*Requirement*. The records below are to be repeated exactly, and their pictures left out.

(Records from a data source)

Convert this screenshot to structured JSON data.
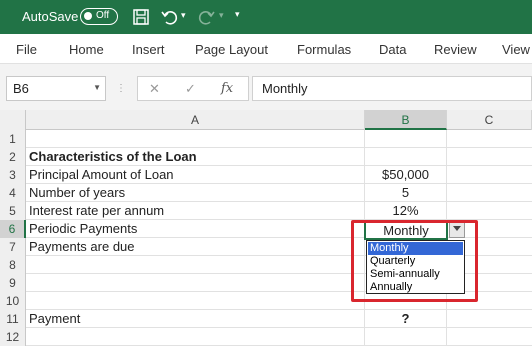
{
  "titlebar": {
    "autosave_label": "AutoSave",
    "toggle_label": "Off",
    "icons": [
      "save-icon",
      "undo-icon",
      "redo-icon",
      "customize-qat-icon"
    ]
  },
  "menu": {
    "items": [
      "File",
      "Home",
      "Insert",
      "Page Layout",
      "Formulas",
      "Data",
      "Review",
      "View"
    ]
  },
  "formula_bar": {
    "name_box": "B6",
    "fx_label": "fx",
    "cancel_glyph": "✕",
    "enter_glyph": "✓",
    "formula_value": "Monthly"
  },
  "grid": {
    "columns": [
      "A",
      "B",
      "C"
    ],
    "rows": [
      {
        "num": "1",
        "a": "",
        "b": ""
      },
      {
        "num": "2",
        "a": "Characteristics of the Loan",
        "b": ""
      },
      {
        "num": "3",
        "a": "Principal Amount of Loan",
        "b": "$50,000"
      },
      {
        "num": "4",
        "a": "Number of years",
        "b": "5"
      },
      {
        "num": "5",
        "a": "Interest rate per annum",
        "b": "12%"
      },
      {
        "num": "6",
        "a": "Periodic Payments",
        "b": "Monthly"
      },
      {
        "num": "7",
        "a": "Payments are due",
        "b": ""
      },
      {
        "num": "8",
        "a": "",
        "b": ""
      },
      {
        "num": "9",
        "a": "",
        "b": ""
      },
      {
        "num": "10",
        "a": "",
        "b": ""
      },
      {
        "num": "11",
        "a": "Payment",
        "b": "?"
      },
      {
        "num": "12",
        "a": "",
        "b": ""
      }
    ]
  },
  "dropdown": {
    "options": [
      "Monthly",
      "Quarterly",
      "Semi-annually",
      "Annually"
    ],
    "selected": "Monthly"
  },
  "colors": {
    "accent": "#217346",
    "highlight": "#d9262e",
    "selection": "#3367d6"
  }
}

*Result of this exercise*.
Convert this screenshot to structured JSON data.
{
  "titlebar": {
    "autosave_label": "AutoSave",
    "toggle_label": "Off",
    "icons": [
      "save-icon",
      "undo-icon",
      "redo-icon",
      "customize-qat-icon"
    ]
  },
  "menu": {
    "items": [
      "File",
      "Home",
      "Insert",
      "Page Layout",
      "Formulas",
      "Data",
      "Review",
      "View"
    ]
  },
  "formula_bar": {
    "name_box": "B6",
    "fx_label": "fx",
    "cancel_glyph": "✕",
    "enter_glyph": "✓",
    "formula_value": "Monthly"
  },
  "grid": {
    "columns": [
      "A",
      "B",
      "C"
    ],
    "rows": [
      {
        "num": "1",
        "a": "",
        "b": ""
      },
      {
        "num": "2",
        "a": "Characteristics of the Loan",
        "b": ""
      },
      {
        "num": "3",
        "a": "Principal Amount of Loan",
        "b": "$50,000"
      },
      {
        "num": "4",
        "a": "Number of years",
        "b": "5"
      },
      {
        "num": "5",
        "a": "Interest rate per annum",
        "b": "12%"
      },
      {
        "num": "6",
        "a": "Periodic Payments",
        "b": "Monthly"
      },
      {
        "num": "7",
        "a": "Payments are due",
        "b": ""
      },
      {
        "num": "8",
        "a": "",
        "b": ""
      },
      {
        "num": "9",
        "a": "",
        "b": ""
      },
      {
        "num": "10",
        "a": "",
        "b": ""
      },
      {
        "num": "11",
        "a": "Payment",
        "b": "?"
      },
      {
        "num": "12",
        "a": "",
        "b": ""
      }
    ]
  },
  "dropdown": {
    "options": [
      "Monthly",
      "Quarterly",
      "Semi-annually",
      "Annually"
    ],
    "selected": "Monthly"
  },
  "colors": {
    "accent": "#217346",
    "highlight": "#d9262e",
    "selection": "#3367d6"
  }
}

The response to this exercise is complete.